Why is Windows called Windows?
Microsoft Windows was the first graphical OS developed and published in 1985. This was called Windows 1.0 and allowed users to navigate multiple panels (screens within your screen), called “windows,” which would contain different tasks and programs that could run at the same time. Windows is also characterized as having icons on the desktop to represent different programs and a task bar on the bottom of the screen to quickly access files and documents.
Windows Through the Years
The Windows we use today is very different from previous versions. Over the years, Windows has undergone graphical updates to keep the system in line with modern hardware and software upgrades. Here are a few notable Windows updates:
- Windows 95 (1995): Among other visual updates, the “Start” button debuts.
- Windows XP (2001): The 3-dimensional appearance of buttons and tiles (windows) begins.
- Windows Vista (2006): Known as the “most hated” version of Windows ever, mainly because of compatibility issues and slow performance.
- Windows 7 (2009): Improved performance and user experience, including the new taskbar and system tray.
- Windows 10 (2015): Microsoft’s first unified platform for desktops, laptops, tablets and mobile devices.

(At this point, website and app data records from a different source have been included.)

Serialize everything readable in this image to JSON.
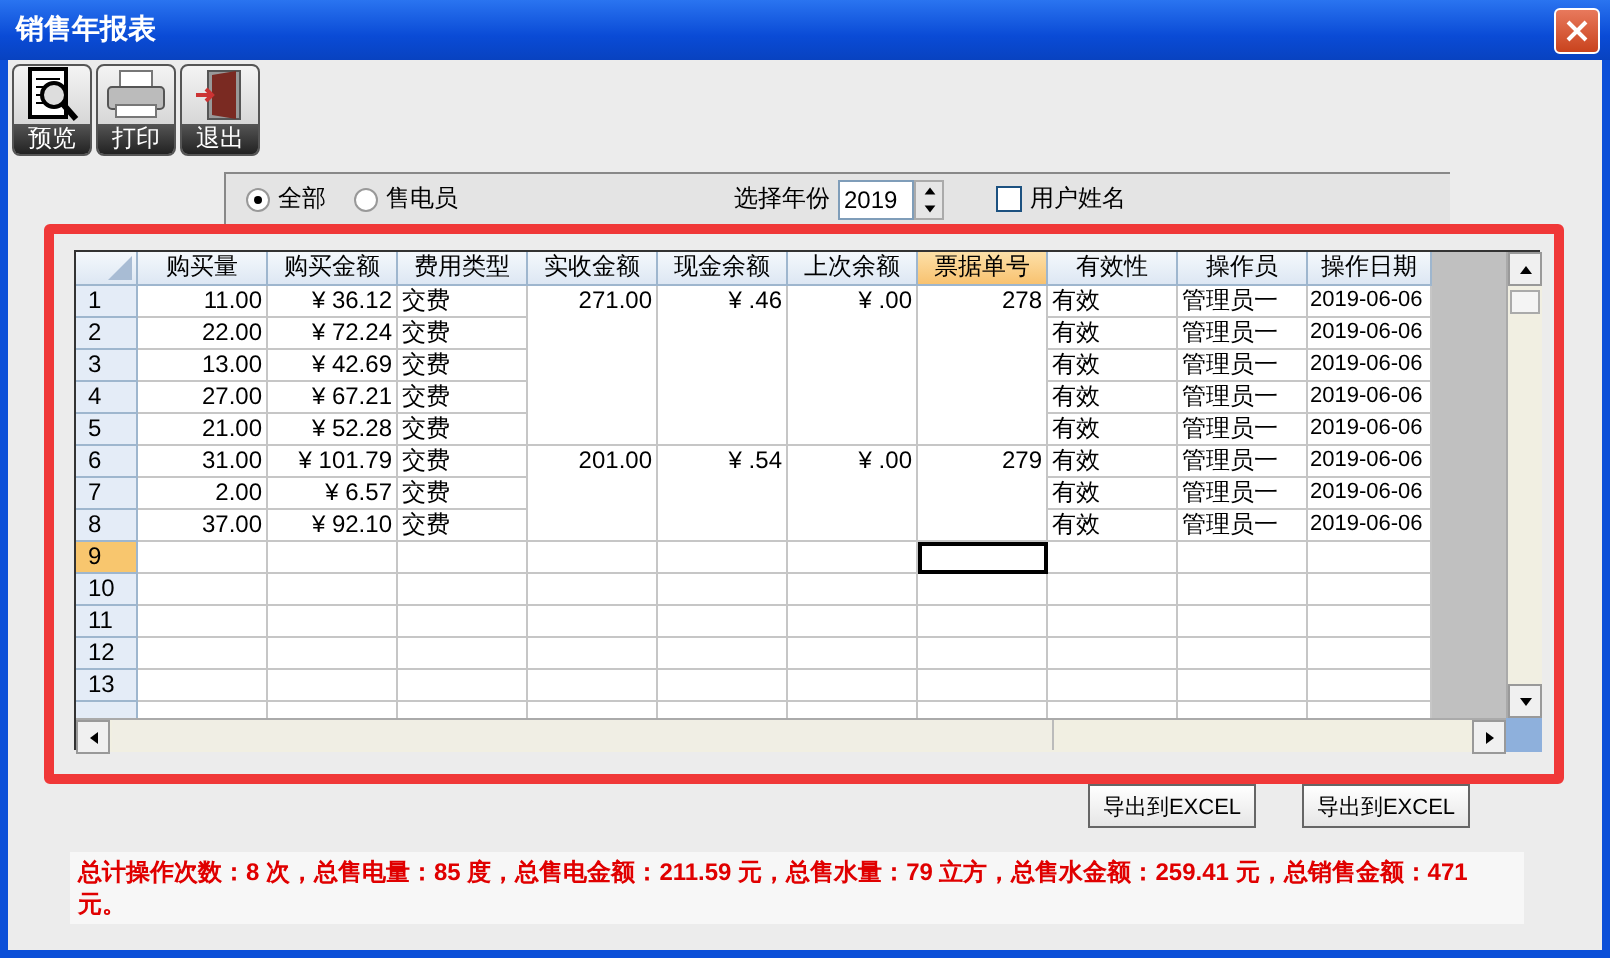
{
  "window": {
    "title": "销售年报表"
  },
  "toolbar": [
    {
      "label": "预览",
      "kind": "preview"
    },
    {
      "label": "打印",
      "kind": "print"
    },
    {
      "label": "退出",
      "kind": "exit"
    }
  ],
  "filter": {
    "scope": [
      {
        "label": "全部",
        "selected": true
      },
      {
        "label": "售电员",
        "selected": false
      }
    ],
    "year_label": "选择年份",
    "year": "2019",
    "username": {
      "label": "用户姓名",
      "checked": false
    }
  },
  "table": {
    "columns": [
      {
        "label": "购买量",
        "selected": false
      },
      {
        "label": "购买金额",
        "selected": false
      },
      {
        "label": "费用类型",
        "selected": false
      },
      {
        "label": "实收金额",
        "selected": false
      },
      {
        "label": "现金余额",
        "selected": false
      },
      {
        "label": "上次余额",
        "selected": false
      },
      {
        "label": "票据单号",
        "selected": true
      },
      {
        "label": "有效性",
        "selected": false
      },
      {
        "label": "操作员",
        "selected": false
      },
      {
        "label": "操作日期",
        "selected": false
      }
    ],
    "groups": [
      {
        "received": "271.00",
        "cash_balance": "¥ .46",
        "last_balance": "¥ .00",
        "receipt_no": "278",
        "rows": [
          {
            "label": "1",
            "qty": "11.00",
            "amount": "¥ 36.12",
            "fee_type": "交费",
            "validity": "有效",
            "operator": "管理员一",
            "date": "2019-06-06"
          },
          {
            "label": "2",
            "qty": "22.00",
            "amount": "¥ 72.24",
            "fee_type": "交费",
            "validity": "有效",
            "operator": "管理员一",
            "date": "2019-06-06"
          },
          {
            "label": "3",
            "qty": "13.00",
            "amount": "¥ 42.69",
            "fee_type": "交费",
            "validity": "有效",
            "operator": "管理员一",
            "date": "2019-06-06"
          },
          {
            "label": "4",
            "qty": "27.00",
            "amount": "¥ 67.21",
            "fee_type": "交费",
            "validity": "有效",
            "operator": "管理员一",
            "date": "2019-06-06"
          },
          {
            "label": "5",
            "qty": "21.00",
            "amount": "¥ 52.28",
            "fee_type": "交费",
            "validity": "有效",
            "operator": "管理员一",
            "date": "2019-06-06"
          }
        ]
      },
      {
        "received": "201.00",
        "cash_balance": "¥ .54",
        "last_balance": "¥ .00",
        "receipt_no": "279",
        "rows": [
          {
            "label": "6",
            "qty": "31.00",
            "amount": "¥ 101.79",
            "fee_type": "交费",
            "validity": "有效",
            "operator": "管理员一",
            "date": "2019-06-06"
          },
          {
            "label": "7",
            "qty": "2.00",
            "amount": "¥ 6.57",
            "fee_type": "交费",
            "validity": "有效",
            "operator": "管理员一",
            "date": "2019-06-06"
          },
          {
            "label": "8",
            "qty": "37.00",
            "amount": "¥ 92.10",
            "fee_type": "交费",
            "validity": "有效",
            "operator": "管理员一",
            "date": "2019-06-06"
          }
        ]
      }
    ],
    "empty_rows": [
      {
        "label": "9",
        "selected": true
      },
      {
        "label": "10",
        "selected": false
      },
      {
        "label": "11",
        "selected": false
      },
      {
        "label": "12",
        "selected": false
      },
      {
        "label": "13",
        "selected": false
      }
    ]
  },
  "export_buttons": [
    "导出到EXCEL",
    "导出到EXCEL"
  ],
  "summary": "总计操作次数：8 次，总售电量：85 度，总售电金额：211.59 元，总售水量：79 立方，总售水金额：259.41 元，总销售金额：471 元。"
}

If you’ve kept your computer updated, it will probably run Windows 10, as systems with legacy operating systems generally receive a free upgrade when a new version of Windows comes out. In 2021, Microsoft rolled out Windows 11, which elevated the desktop appearance and personalized widgets. Find out how to customize your Windows 10 desktop, taskbar and toolbar. And, read more for our take on Windows 11.
Is Microsoft Windows a Browser?

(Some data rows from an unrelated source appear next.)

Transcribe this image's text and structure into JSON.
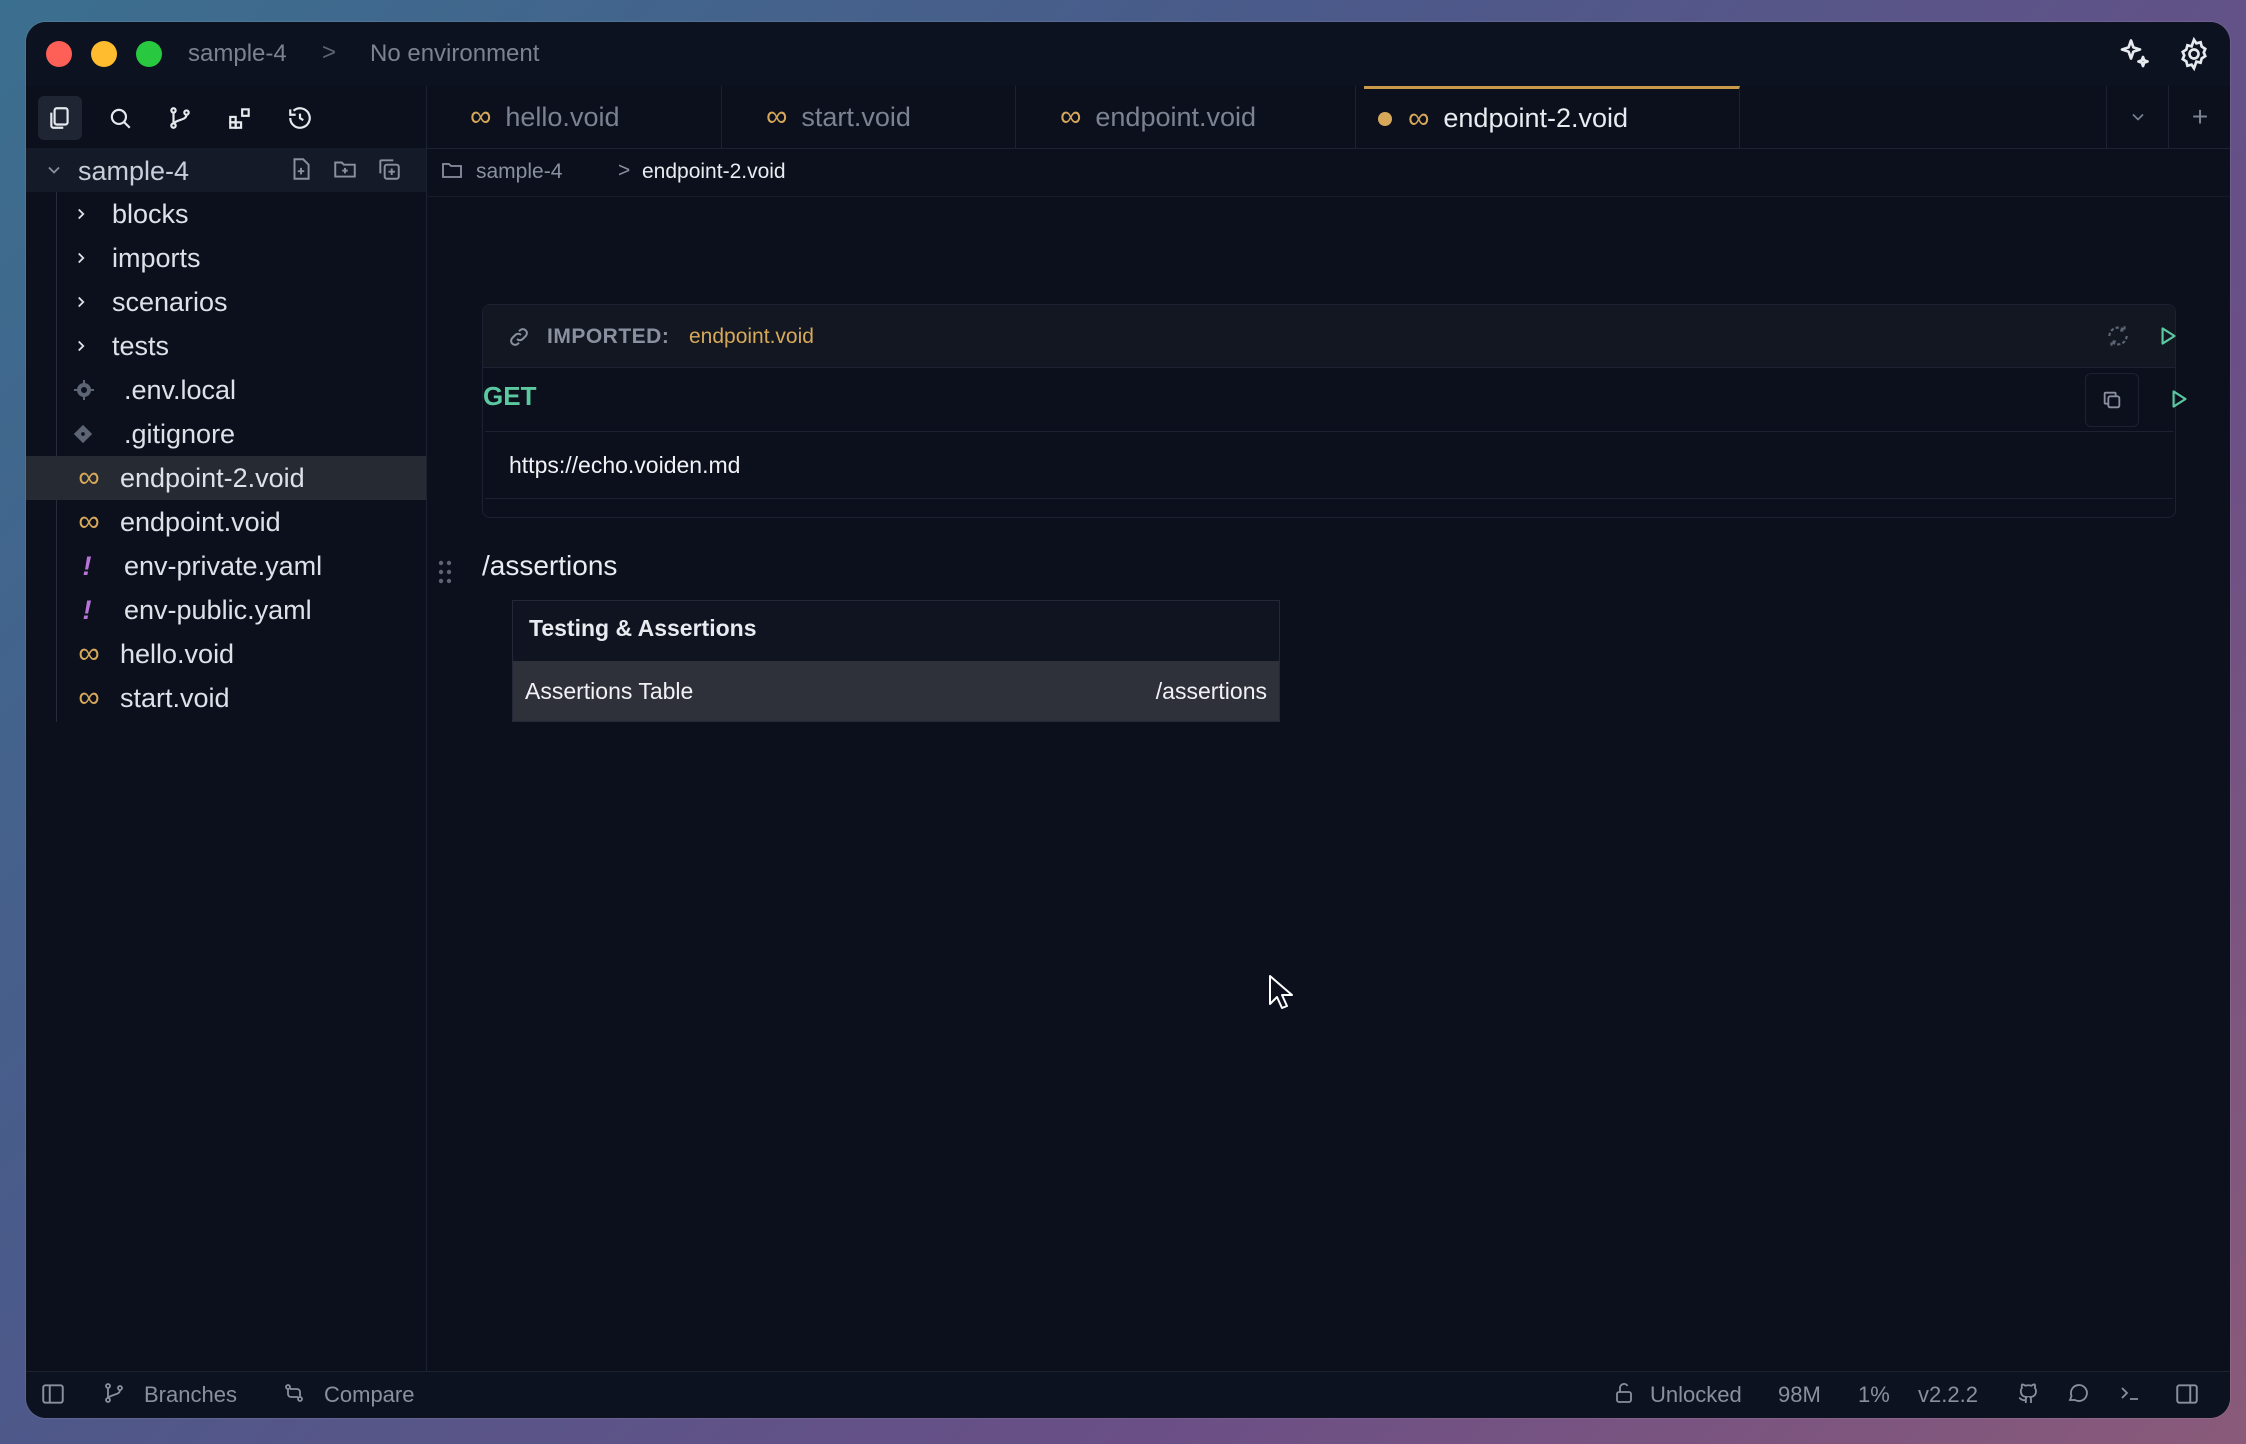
{
  "titlebar": {
    "project": "sample-4",
    "separator": ">",
    "environment": "No environment"
  },
  "tabs": [
    {
      "label": "hello.void",
      "icon": "infinity-icon",
      "active": false
    },
    {
      "label": "start.void",
      "icon": "infinity-icon",
      "active": false
    },
    {
      "label": "endpoint.void",
      "icon": "infinity-icon",
      "active": false
    },
    {
      "label": "endpoint-2.void",
      "icon": "infinity-icon",
      "active": true,
      "modified": true
    }
  ],
  "tab_controls": {
    "dropdown": "⌄",
    "add": "+"
  },
  "sidebar": {
    "project_name": "sample-4",
    "items": [
      {
        "label": "blocks",
        "type": "folder"
      },
      {
        "label": "imports",
        "type": "folder"
      },
      {
        "label": "scenarios",
        "type": "folder"
      },
      {
        "label": "tests",
        "type": "folder"
      },
      {
        "label": ".env.local",
        "type": "gear"
      },
      {
        "label": ".gitignore",
        "type": "git"
      },
      {
        "label": "endpoint-2.void",
        "type": "void",
        "selected": true
      },
      {
        "label": "endpoint.void",
        "type": "void"
      },
      {
        "label": "env-private.yaml",
        "type": "yaml"
      },
      {
        "label": "env-public.yaml",
        "type": "yaml"
      },
      {
        "label": "hello.void",
        "type": "void"
      },
      {
        "label": "start.void",
        "type": "void"
      }
    ]
  },
  "breadcrumb": {
    "folder": "sample-4",
    "sep": ">",
    "file": "endpoint-2.void"
  },
  "editor": {
    "imported_label": "IMPORTED:",
    "imported_file": "endpoint.void",
    "method": "GET",
    "url": "https://echo.voiden.md",
    "command": "/assertions",
    "menu": {
      "header": "Testing & Assertions",
      "items": [
        {
          "label": "Assertions Table",
          "shortcut": "/assertions"
        }
      ]
    }
  },
  "statusbar": {
    "branches": "Branches",
    "compare": "Compare",
    "lock": "Unlocked",
    "memory": "98M",
    "cpu": "1%",
    "version": "v2.2.2"
  },
  "colors": {
    "accent": "#d7a85a",
    "method_get": "#5cc8a0",
    "background": "#0b101c"
  }
}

Windows is not a browser, but it makes it possible for a computer to run a browser such as Edge or OneLaunch’s built-in browser.

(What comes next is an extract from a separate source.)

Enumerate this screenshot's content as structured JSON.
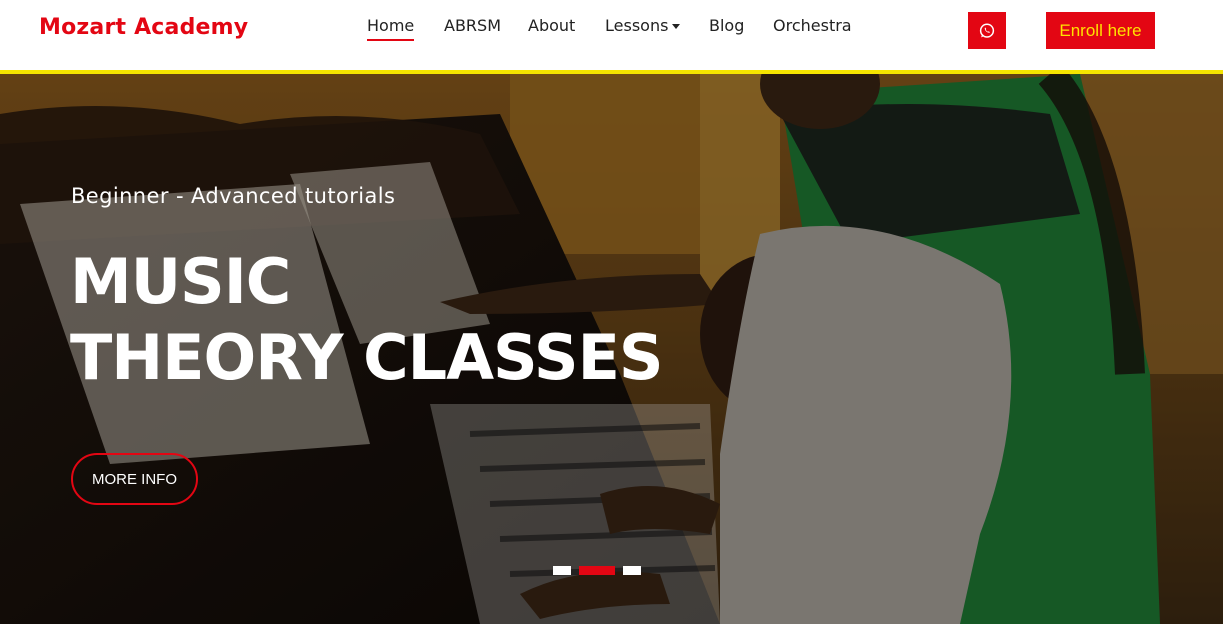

The programs that we use on Windows have also changed a lot over the years. In the early versions of Windows, Internet Explorer was the most popular application that could access the world wide web. Programs that do this are called browsers. Today, we have a lot of options for browsers, each with their own strengths and specialties.
Is Windows an App?
No, Windows is not a software application or program. It is an operating system that makes it possible for computers to run software applications and programs. Microsoft’s suite of applications is called Office, and that includes Word, Excel, PowerPoint and Outlook.
Programs in general have undergone a few changes as well, with many groups referring to programs as “apps” or “applications” instead. Apps like Microsoft Office are no longer a one time purchase for the entire suite. Instead, Office is now a subscription service that requires periodic payments.
What Are Other Operating Systems Called?
There are also computer systems available that use different OSes than Windows. The most common example is the Apple Mac, which runs MacOS. MacOS functions similarly to Windows, which generally makes the user experience more friendly, especially for those not used to computers. A lesser known operating system, used by people who have a lot of experience with computers and coding, is called Linux, which is an operating system publicly developed by an individual rather than a large company.
Ultimately, the OS you use comes down to personal preference. Although Windows has changed a lot, the window, task bar, and file explorer systems have remained generally the same over the past 30 years. We’ve created OneLaunch to make the Windows experience even better, giving you more control over how your desktop and user experience works. Learn more about OneLaunch.